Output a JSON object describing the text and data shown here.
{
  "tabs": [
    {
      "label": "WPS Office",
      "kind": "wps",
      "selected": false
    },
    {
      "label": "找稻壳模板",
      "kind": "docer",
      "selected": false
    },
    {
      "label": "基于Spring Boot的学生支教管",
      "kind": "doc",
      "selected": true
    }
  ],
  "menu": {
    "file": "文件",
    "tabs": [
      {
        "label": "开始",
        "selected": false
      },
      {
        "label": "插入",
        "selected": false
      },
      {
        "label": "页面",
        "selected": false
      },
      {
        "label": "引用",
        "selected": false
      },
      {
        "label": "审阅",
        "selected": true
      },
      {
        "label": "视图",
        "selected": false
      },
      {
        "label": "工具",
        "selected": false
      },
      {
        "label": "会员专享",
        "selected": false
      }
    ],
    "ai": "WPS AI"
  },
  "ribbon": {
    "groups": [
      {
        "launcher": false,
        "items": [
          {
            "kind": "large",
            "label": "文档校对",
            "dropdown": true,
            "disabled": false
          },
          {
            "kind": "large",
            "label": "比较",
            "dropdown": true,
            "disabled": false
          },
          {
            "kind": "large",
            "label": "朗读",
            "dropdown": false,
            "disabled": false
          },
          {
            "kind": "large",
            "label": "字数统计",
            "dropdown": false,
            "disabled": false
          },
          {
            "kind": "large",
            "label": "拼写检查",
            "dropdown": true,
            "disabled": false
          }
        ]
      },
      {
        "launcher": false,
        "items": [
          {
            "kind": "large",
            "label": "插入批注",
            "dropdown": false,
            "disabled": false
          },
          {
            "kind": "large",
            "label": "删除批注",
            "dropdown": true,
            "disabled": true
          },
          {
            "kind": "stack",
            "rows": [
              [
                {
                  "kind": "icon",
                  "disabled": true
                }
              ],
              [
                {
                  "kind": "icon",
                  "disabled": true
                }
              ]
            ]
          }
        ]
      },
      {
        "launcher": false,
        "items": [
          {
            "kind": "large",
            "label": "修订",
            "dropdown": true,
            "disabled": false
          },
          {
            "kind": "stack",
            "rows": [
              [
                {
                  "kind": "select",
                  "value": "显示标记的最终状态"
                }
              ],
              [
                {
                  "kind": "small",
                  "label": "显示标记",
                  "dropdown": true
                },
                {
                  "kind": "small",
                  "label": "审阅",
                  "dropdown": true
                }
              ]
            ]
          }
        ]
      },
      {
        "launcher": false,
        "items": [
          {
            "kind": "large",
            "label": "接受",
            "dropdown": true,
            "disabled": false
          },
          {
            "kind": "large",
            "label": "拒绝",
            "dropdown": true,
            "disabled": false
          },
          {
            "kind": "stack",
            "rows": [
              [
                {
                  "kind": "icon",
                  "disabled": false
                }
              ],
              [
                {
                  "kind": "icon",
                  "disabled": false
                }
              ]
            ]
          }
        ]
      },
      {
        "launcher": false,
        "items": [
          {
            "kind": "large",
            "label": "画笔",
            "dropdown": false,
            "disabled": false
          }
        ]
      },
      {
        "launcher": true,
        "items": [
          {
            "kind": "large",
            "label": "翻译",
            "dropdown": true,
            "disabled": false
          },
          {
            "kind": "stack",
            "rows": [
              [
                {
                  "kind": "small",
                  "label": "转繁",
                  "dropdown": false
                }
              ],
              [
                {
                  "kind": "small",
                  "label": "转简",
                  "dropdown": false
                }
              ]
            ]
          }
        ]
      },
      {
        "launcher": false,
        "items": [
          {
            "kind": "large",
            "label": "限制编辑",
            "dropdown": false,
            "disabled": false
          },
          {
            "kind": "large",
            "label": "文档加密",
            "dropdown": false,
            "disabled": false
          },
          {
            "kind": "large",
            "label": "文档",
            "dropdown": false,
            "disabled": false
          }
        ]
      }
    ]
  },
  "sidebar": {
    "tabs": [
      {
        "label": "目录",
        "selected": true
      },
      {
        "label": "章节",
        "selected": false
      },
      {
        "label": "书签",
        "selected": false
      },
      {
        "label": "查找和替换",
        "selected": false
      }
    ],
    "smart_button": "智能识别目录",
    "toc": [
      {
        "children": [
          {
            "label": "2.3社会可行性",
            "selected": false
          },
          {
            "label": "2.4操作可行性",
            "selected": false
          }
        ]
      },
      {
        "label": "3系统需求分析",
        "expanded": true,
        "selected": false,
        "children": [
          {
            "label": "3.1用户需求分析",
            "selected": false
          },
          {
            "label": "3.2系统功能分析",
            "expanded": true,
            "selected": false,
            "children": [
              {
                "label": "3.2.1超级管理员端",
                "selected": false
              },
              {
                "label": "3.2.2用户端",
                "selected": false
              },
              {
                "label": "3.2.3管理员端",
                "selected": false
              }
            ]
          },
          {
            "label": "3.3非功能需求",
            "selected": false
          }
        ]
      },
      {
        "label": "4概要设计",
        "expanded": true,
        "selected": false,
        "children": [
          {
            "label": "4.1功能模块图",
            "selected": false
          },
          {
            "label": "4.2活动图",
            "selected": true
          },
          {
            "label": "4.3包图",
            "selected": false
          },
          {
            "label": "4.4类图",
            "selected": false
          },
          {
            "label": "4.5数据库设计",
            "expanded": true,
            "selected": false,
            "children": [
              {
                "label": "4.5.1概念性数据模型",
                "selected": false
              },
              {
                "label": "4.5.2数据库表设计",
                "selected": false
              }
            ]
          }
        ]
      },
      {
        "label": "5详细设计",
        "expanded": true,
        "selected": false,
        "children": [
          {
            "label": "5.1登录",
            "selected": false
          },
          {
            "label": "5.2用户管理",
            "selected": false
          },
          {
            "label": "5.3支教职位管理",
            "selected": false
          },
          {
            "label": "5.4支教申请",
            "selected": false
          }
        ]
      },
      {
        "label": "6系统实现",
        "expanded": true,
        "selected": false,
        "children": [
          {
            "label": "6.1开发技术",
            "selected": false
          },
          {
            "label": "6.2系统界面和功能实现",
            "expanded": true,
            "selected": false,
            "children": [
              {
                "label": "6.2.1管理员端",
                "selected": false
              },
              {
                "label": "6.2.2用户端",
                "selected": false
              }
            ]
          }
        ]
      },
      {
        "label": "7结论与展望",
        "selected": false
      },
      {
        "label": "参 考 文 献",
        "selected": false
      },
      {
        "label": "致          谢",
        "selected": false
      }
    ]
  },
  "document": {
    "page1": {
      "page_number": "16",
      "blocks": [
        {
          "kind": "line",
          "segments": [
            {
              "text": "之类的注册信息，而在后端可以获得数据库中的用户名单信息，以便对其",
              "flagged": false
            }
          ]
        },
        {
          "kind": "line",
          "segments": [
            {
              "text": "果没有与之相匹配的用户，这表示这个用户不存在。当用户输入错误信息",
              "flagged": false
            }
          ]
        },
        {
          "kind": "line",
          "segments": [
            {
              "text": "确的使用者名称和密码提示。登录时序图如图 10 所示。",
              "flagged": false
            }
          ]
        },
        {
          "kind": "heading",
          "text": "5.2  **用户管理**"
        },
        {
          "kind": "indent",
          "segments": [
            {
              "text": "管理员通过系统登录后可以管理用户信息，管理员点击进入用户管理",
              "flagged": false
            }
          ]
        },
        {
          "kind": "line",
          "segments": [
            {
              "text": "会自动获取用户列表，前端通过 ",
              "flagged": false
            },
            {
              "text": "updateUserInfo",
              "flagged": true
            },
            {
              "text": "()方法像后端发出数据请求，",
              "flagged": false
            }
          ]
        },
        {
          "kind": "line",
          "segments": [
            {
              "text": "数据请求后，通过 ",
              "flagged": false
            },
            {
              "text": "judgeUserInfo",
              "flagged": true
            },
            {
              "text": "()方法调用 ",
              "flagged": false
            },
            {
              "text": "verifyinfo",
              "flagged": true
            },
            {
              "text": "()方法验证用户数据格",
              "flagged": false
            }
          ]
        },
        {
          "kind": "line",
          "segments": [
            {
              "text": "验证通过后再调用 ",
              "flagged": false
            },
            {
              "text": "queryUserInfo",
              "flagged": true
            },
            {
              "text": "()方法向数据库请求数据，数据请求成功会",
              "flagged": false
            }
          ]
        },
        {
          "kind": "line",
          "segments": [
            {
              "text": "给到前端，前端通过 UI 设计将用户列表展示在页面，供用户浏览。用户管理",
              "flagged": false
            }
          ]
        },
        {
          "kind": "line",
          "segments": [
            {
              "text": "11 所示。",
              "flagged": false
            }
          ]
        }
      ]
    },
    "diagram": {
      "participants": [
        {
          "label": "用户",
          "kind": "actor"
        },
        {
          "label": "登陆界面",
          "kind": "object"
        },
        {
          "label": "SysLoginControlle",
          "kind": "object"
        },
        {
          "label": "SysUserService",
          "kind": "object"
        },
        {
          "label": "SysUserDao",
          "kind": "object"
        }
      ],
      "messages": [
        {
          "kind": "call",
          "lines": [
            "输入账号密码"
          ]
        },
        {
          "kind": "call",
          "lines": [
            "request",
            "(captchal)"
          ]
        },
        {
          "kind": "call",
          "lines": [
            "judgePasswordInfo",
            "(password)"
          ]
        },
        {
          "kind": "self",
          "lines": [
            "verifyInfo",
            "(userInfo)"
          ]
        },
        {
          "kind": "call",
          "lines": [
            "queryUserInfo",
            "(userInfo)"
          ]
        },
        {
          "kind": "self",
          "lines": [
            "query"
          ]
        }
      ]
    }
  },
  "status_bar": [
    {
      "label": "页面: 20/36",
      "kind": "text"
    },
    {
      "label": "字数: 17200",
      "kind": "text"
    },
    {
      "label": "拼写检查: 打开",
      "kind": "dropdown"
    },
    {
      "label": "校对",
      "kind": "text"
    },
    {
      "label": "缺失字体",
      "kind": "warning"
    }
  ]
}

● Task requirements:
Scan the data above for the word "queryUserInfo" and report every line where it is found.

● Written solution:
              "text": "queryUserInfo",
            "queryUserInfo",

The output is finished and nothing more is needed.